The only other thing I’ll mention is the TINA official gig on Saturday night, because I’m still semi-stunned by it. Easily one of the most amazing gigs I’ve ever seen, with a line-up of incredible sound artists from around the world. Ralph Steinbruchel (Switzerland) packed in a dense sound-fog which delivered awesome Antarctic visions straight into the back of my brain. Jason Kahn (USA) played a stunning piece with one hand playing a customised drum and the other processing the sound through a mystery piece of hardware. Sebastian Roux (France) played a lovely minimal piece which seemed (from my vantage point) to ebb and flow with the conversation in the bar, studded with bursts of frenetic laser sounds. Leafcutter John (UK) performed a set of ballads with acoustic guitar and eery singing, beautifully layered and transformed through a laptop. (Also one of the most bizarre moments in a gig I have ever seen. When a heckler demanded something to dance to, Leafcutter invited him up on stage and proceeded to waltz with him in complete serious silence, before sitting him at the drum kit and using him as backing on the next song. Brilliant or deranged, I haven’t decided yet.) Pimmon (Australia) produced a gorgeous grinding soundscape with the faintest traces of vocals emerging from under the mulch. Then suddenly he broke out a crunching rock riff, and there was dancing and excitement before it decayed into a thick rich sound-mulch. I curled up against the speakers and dreamed of Aenas and the Sybil crossing the river of death to the land of the dead in chapter 4 of Virgil’s Aenid. Finally, Tim Hecker (Canada) laid out a rapturously beautiful hour of warm, thick sounds and drowned us in a rushing audio-haze.
Most recently: Reuben, Chris, Nickamc, Muttley and myself (aka Sevenen, Alethiometer, the Outloudthinker, Funky Squad and Blind) played the last ever fight fire with knives gig at the Phoenix Bootlegs tonight.
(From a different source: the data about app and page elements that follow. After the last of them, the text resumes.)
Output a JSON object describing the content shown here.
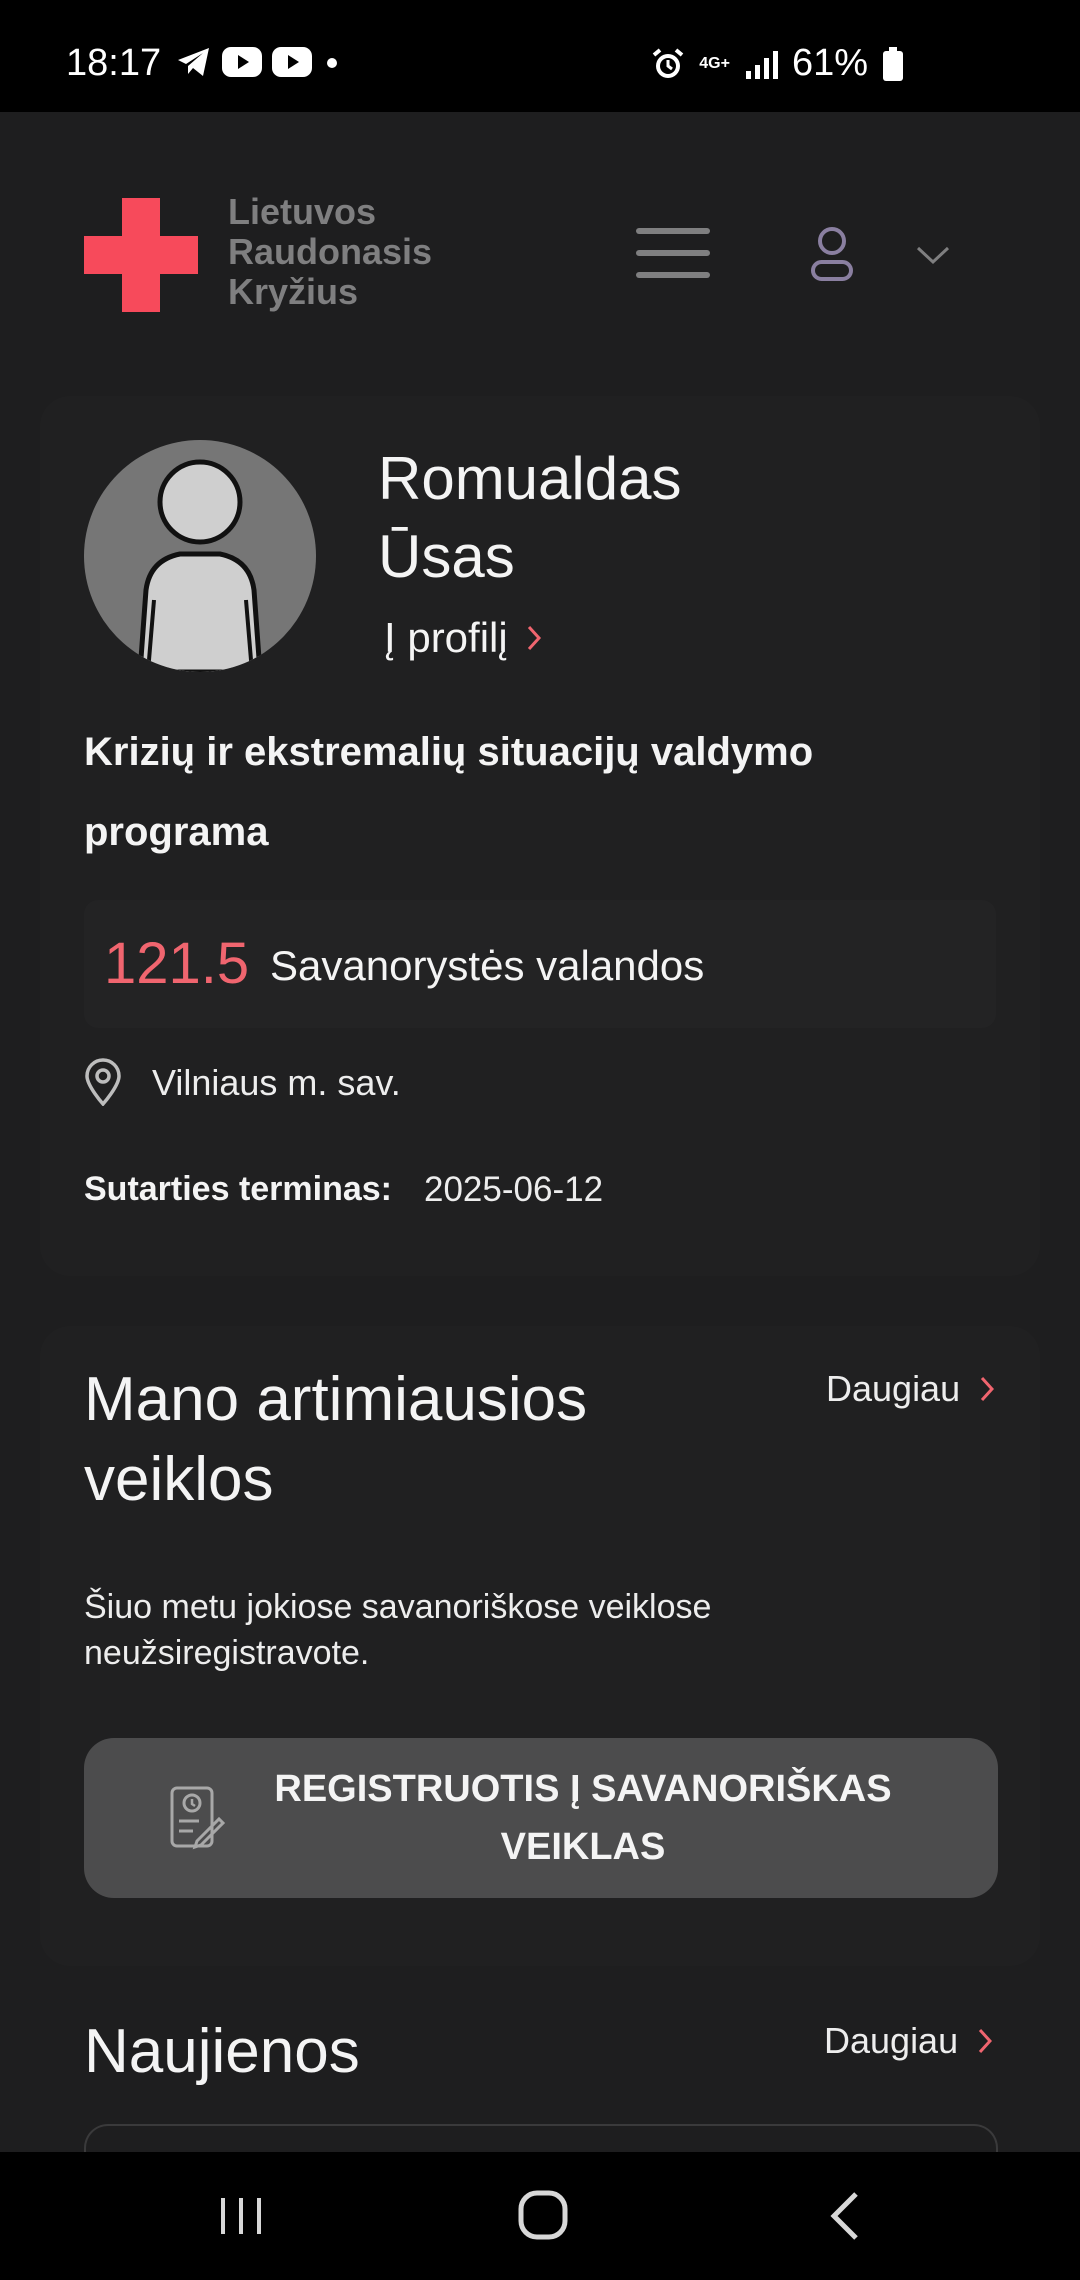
{
  "status_bar": {
    "time": "18:17",
    "battery": "61%",
    "network": "4G+"
  },
  "header": {
    "logo_lines": [
      "Lietuvos",
      "Raudonasis",
      "Kryžius"
    ],
    "menu_icon": "hamburger-icon",
    "user_icon": "user-icon",
    "dropdown_icon": "chevron-down-icon"
  },
  "profile": {
    "first_name": "Romualdas",
    "last_name": "Ūsas",
    "profile_link": "Į profilį",
    "program": "Krizių ir ekstremalių situacijų valdymo programa",
    "hours_value": "121.5",
    "hours_label": "Savanorystės valandos",
    "location": "Vilniaus m. sav.",
    "term_label": "Sutarties terminas:",
    "term_value": "2025-06-12"
  },
  "activities": {
    "title": "Mano artimiausios veiklos",
    "more_label": "Daugiau",
    "empty_text": "Šiuo metu jokiose savanoriškose veiklose neužsiregistravote.",
    "register_button": "REGISTRUOTIS Į SAVANORIŠKAS VEIKLAS"
  },
  "news": {
    "title": "Naujienos",
    "more_label": "Daugiau"
  },
  "colors": {
    "brand_red": "#f74a5b",
    "accent_number": "#f0656f",
    "background": "#1e1e1f",
    "button_bg": "#4c4c4d"
  }
}
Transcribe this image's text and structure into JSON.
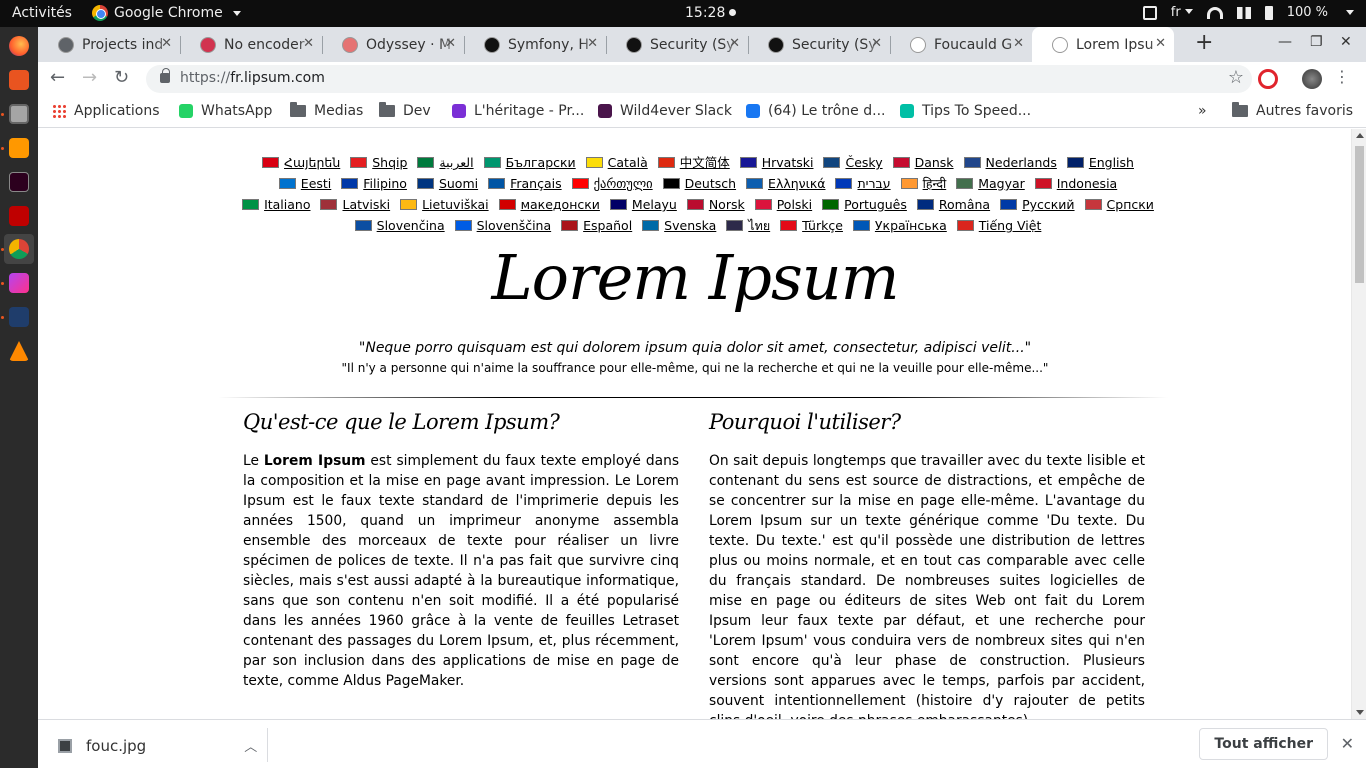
{
  "system": {
    "activities": "Activités",
    "app_name": "Google Chrome",
    "clock": "15:28",
    "keyboard_layout": "fr",
    "battery": "100 %"
  },
  "tabs": [
    {
      "title": "Projects ind",
      "favicon_color": "#5f6368",
      "active": false
    },
    {
      "title": "No encoder",
      "favicon_color": "#d1334f",
      "active": false
    },
    {
      "title": "Odyssey · M",
      "favicon_color": "#e57373",
      "active": false
    },
    {
      "title": "Symfony, H",
      "favicon_color": "#111111",
      "active": false
    },
    {
      "title": "Security (Sy",
      "favicon_color": "#111111",
      "active": false
    },
    {
      "title": "Security (Sy",
      "favicon_color": "#111111",
      "active": false
    },
    {
      "title": "Foucauld G",
      "favicon_color": "#ffffff",
      "active": false
    },
    {
      "title": "Lorem Ipsu",
      "favicon_color": "#ffffff",
      "active": true
    }
  ],
  "omnibox": {
    "scheme": "https://",
    "host": "fr.lipsum.com"
  },
  "bookmarks": [
    {
      "label": "Applications",
      "type": "apps"
    },
    {
      "label": "WhatsApp",
      "type": "site",
      "color": "#25d366"
    },
    {
      "label": "Medias",
      "type": "folder"
    },
    {
      "label": "Dev",
      "type": "folder"
    },
    {
      "label": "L'héritage - Pr...",
      "type": "site",
      "color": "#7b2fd6"
    },
    {
      "label": "Wild4ever Slack",
      "type": "site",
      "color": "#4a154b"
    },
    {
      "label": "(64) Le trône d...",
      "type": "site",
      "color": "#1877f2"
    },
    {
      "label": "Tips To Speed...",
      "type": "site",
      "color": "#00bfa5"
    }
  ],
  "bookmarks_other": "Autres favoris",
  "languages": [
    {
      "label": "Հայերեն",
      "flag": "#d90012"
    },
    {
      "label": "Shqip",
      "flag": "#e41e20"
    },
    {
      "label": "العربية",
      "flag": "#007a3d"
    },
    {
      "label": "Български",
      "flag": "#00966e"
    },
    {
      "label": "Català",
      "flag": "#fcdd09"
    },
    {
      "label": "中文简体",
      "flag": "#de2910"
    },
    {
      "label": "Hrvatski",
      "flag": "#171796"
    },
    {
      "label": "Česky",
      "flag": "#11457e"
    },
    {
      "label": "Dansk",
      "flag": "#c60c30"
    },
    {
      "label": "Nederlands",
      "flag": "#21468b"
    },
    {
      "label": "English",
      "flag": "#012169"
    },
    {
      "label": "Eesti",
      "flag": "#0072ce"
    },
    {
      "label": "Filipino",
      "flag": "#0038a8"
    },
    {
      "label": "Suomi",
      "flag": "#003580"
    },
    {
      "label": "Français",
      "flag": "#0055a4"
    },
    {
      "label": "ქართული",
      "flag": "#ff0000"
    },
    {
      "label": "Deutsch",
      "flag": "#000000"
    },
    {
      "label": "Ελληνικά",
      "flag": "#0d5eaf"
    },
    {
      "label": "עברית",
      "flag": "#0038b8"
    },
    {
      "label": "हिन्दी",
      "flag": "#ff9933"
    },
    {
      "label": "Magyar",
      "flag": "#436f4d"
    },
    {
      "label": "Indonesia",
      "flag": "#ce1126"
    },
    {
      "label": "Italiano",
      "flag": "#009246"
    },
    {
      "label": "Latviski",
      "flag": "#9e3039"
    },
    {
      "label": "Lietuviškai",
      "flag": "#fdb913"
    },
    {
      "label": "македонски",
      "flag": "#d20000"
    },
    {
      "label": "Melayu",
      "flag": "#010066"
    },
    {
      "label": "Norsk",
      "flag": "#ba0c2f"
    },
    {
      "label": "Polski",
      "flag": "#dc143c"
    },
    {
      "label": "Português",
      "flag": "#006600"
    },
    {
      "label": "Româna",
      "flag": "#002b7f"
    },
    {
      "label": "Pусский",
      "flag": "#0039a6"
    },
    {
      "label": "Српски",
      "flag": "#c6363c"
    },
    {
      "label": "Slovenčina",
      "flag": "#0b4ea2"
    },
    {
      "label": "Slovenščina",
      "flag": "#005ce5"
    },
    {
      "label": "Español",
      "flag": "#aa151b"
    },
    {
      "label": "Svenska",
      "flag": "#006aa7"
    },
    {
      "label": "ไทย",
      "flag": "#2d2a4a"
    },
    {
      "label": "Türkçe",
      "flag": "#e30a17"
    },
    {
      "label": "Українська",
      "flag": "#0057b7"
    },
    {
      "label": "Tiếng Việt",
      "flag": "#da251d"
    }
  ],
  "page": {
    "logo": "Lorem Ipsum",
    "quote_latin": "\"Neque porro quisquam est qui dolorem ipsum quia dolor sit amet, consectetur, adipisci velit...\"",
    "quote_french": "\"Il n'y a personne qui n'aime la souffrance pour elle-même, qui ne la recherche et qui ne la veuille pour elle-même...\"",
    "left_heading": "Qu'est-ce que le Lorem Ipsum?",
    "left_intro": "Le ",
    "left_bold": "Lorem Ipsum",
    "left_body": " est simplement du faux texte employé dans la composition et la mise en page avant impression. Le Lorem Ipsum est le faux texte standard de l'imprimerie depuis les années 1500, quand un imprimeur anonyme assembla ensemble des morceaux de texte pour réaliser un livre spécimen de polices de texte. Il n'a pas fait que survivre cinq siècles, mais s'est aussi adapté à la bureautique informatique, sans que son contenu n'en soit modifié. Il a été popularisé dans les années 1960 grâce à la vente de feuilles Letraset contenant des passages du Lorem Ipsum, et, plus récemment, par son inclusion dans des applications de mise en page de texte, comme Aldus PageMaker.",
    "right_heading": "Pourquoi l'utiliser?",
    "right_body": "On sait depuis longtemps que travailler avec du texte lisible et contenant du sens est source de distractions, et empêche de se concentrer sur la mise en page elle-même. L'avantage du Lorem Ipsum sur un texte générique comme 'Du texte. Du texte. Du texte.' est qu'il possède une distribution de lettres plus ou moins normale, et en tout cas comparable avec celle du français standard. De nombreuses suites logicielles de mise en page ou éditeurs de sites Web ont fait du Lorem Ipsum leur faux texte par défaut, et une recherche pour 'Lorem Ipsum' vous conduira vers de nombreux sites qui n'en sont encore qu'à leur phase de construction. Plusieurs versions sont apparues avec le temps, parfois par accident, souvent intentionnellement (histoire d'y rajouter de petits clins d'oeil, voire des phrases embarassantes)."
  },
  "downloads": {
    "file": "fouc.jpg",
    "show_all": "Tout afficher"
  }
}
We mixed in a couple of verses of Ice Cube’s Today was a good day and Lee Marvin’s opening speech from Godspeed You! Black Emperor’s Dead Flag Blues and closed with Polyrhythms and it was forever fun.